When the two teams were based in New York, the Giants won five World Series championships, the Dodgers one. After the move to California, the Dodgers have won five in Los Angeles, the Giants have won three in San Francisco; the Dodgers were founded in 1883 as the Brooklyn Atlantics, taking the name of a defunct team that had played in Brooklyn before them. The team joined the American Association in 1884 and won the AA championship in 1889 before joining the National League in 1890, they promptly won the NL Championship their first year in the League. The team was known alternatively as the Bridegrooms, Superbas and Trolley Dodgers before becoming the Brooklyn Dodgers in the 1930s. In Brooklyn, the Dodgers won the NL pennant several times and the World Series in 1955. After moving to Los Angeles, the team won National League pennants in 1959, 1963, 1965, 1966, 1974, 1977, 1978, 1981, 1988, 2017, 2018, with World Series championships in 1959, 1963, 1965, 1981 and 1988. In all, the Dodgers have appeared in 11 in Los Angeles.
For most of the first half of the 20th century, no Major League Baseball team employed an African American player.

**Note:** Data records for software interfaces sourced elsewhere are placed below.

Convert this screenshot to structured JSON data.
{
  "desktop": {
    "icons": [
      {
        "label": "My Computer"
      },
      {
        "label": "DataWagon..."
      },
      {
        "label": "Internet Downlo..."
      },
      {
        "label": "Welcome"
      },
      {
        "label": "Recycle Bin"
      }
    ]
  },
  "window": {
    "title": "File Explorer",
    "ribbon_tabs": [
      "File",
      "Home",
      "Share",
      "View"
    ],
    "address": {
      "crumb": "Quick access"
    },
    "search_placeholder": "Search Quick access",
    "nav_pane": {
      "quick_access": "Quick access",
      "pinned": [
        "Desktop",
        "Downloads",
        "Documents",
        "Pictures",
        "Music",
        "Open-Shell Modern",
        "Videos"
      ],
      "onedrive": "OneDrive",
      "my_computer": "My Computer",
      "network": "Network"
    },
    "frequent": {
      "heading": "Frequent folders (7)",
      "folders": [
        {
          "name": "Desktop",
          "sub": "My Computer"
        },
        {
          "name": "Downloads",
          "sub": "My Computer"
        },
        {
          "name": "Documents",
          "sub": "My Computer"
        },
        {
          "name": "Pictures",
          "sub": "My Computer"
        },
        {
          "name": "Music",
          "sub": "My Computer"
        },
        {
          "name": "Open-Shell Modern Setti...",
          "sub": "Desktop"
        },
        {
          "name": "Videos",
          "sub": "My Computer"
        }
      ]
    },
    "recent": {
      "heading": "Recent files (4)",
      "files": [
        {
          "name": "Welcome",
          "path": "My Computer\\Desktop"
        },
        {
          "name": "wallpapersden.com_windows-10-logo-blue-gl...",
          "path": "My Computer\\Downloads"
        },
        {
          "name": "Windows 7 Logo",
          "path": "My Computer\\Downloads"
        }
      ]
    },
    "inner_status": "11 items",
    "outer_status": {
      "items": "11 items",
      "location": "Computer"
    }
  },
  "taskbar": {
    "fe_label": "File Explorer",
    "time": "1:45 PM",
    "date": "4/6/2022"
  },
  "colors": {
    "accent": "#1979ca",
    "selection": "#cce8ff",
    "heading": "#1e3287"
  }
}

Jackie Robinson became the first African American to play for a Major League Baseball team when he played his first major league game on April 15, 1947, as a member of the Brooklyn Dodgers; this was due to general manager Branch Rickey's efforts. The religious Rickey's motivation appears to have been moral, although business considerations were a factor. Rickey was a member of The Methodist Church, the antecedent denomination to The United Methodist Church of today, a strong advocate for social justice and active in the American Civil Rights Movement; this event was the harbinger of the integration of professional sports in the United States, the concomitant demise of the Negro Leagues, is regarded as a key moment in the history of the American Civil Rights Movement. Robinson was an exceptional player, a speed